*** Begin section ***

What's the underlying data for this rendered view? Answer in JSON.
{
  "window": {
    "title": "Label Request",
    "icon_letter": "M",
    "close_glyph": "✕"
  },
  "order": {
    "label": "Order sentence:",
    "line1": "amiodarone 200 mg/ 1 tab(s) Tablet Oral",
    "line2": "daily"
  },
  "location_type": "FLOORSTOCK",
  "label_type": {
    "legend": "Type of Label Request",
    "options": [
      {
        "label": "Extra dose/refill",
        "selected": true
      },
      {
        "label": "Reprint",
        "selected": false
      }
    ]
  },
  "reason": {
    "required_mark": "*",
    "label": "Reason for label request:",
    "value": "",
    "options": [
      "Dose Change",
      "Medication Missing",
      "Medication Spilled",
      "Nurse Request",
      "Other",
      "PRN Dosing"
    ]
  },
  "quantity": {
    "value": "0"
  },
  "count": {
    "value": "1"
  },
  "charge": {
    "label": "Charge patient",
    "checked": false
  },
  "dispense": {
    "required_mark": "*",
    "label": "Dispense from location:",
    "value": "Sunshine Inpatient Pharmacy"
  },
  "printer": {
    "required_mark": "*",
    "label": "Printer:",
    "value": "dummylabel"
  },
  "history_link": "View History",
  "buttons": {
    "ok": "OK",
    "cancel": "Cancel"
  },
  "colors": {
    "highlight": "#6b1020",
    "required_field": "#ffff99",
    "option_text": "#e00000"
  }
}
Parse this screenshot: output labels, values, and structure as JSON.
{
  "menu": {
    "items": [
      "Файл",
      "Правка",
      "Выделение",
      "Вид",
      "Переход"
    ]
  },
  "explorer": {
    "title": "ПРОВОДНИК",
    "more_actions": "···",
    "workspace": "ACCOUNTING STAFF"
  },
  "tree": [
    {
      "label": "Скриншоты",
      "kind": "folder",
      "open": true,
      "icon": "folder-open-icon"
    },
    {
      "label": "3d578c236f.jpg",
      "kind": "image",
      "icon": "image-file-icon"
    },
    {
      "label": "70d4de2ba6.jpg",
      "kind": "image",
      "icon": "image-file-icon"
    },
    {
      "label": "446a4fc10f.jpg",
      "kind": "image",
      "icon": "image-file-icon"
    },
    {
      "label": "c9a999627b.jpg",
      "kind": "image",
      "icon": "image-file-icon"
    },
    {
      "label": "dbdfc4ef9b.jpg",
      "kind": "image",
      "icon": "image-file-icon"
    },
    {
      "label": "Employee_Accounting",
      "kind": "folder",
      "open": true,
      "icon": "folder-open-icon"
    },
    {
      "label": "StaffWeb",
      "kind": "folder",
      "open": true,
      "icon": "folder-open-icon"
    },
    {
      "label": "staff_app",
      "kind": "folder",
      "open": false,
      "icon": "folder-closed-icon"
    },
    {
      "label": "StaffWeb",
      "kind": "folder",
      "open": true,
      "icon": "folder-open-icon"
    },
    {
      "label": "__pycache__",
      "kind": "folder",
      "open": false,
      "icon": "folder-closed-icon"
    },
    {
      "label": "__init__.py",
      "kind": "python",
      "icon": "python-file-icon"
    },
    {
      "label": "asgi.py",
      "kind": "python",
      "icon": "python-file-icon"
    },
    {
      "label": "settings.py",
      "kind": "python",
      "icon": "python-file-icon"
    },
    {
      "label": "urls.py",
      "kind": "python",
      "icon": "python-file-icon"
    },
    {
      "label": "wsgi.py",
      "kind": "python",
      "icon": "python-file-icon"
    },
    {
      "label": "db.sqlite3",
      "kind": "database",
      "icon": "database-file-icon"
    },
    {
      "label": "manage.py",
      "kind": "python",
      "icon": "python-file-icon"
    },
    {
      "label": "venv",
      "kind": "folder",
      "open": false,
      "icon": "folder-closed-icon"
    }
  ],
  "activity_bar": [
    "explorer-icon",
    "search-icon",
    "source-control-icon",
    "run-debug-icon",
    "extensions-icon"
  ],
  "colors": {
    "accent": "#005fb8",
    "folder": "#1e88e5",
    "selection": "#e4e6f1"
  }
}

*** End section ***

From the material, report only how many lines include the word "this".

§ Solved exercise: 2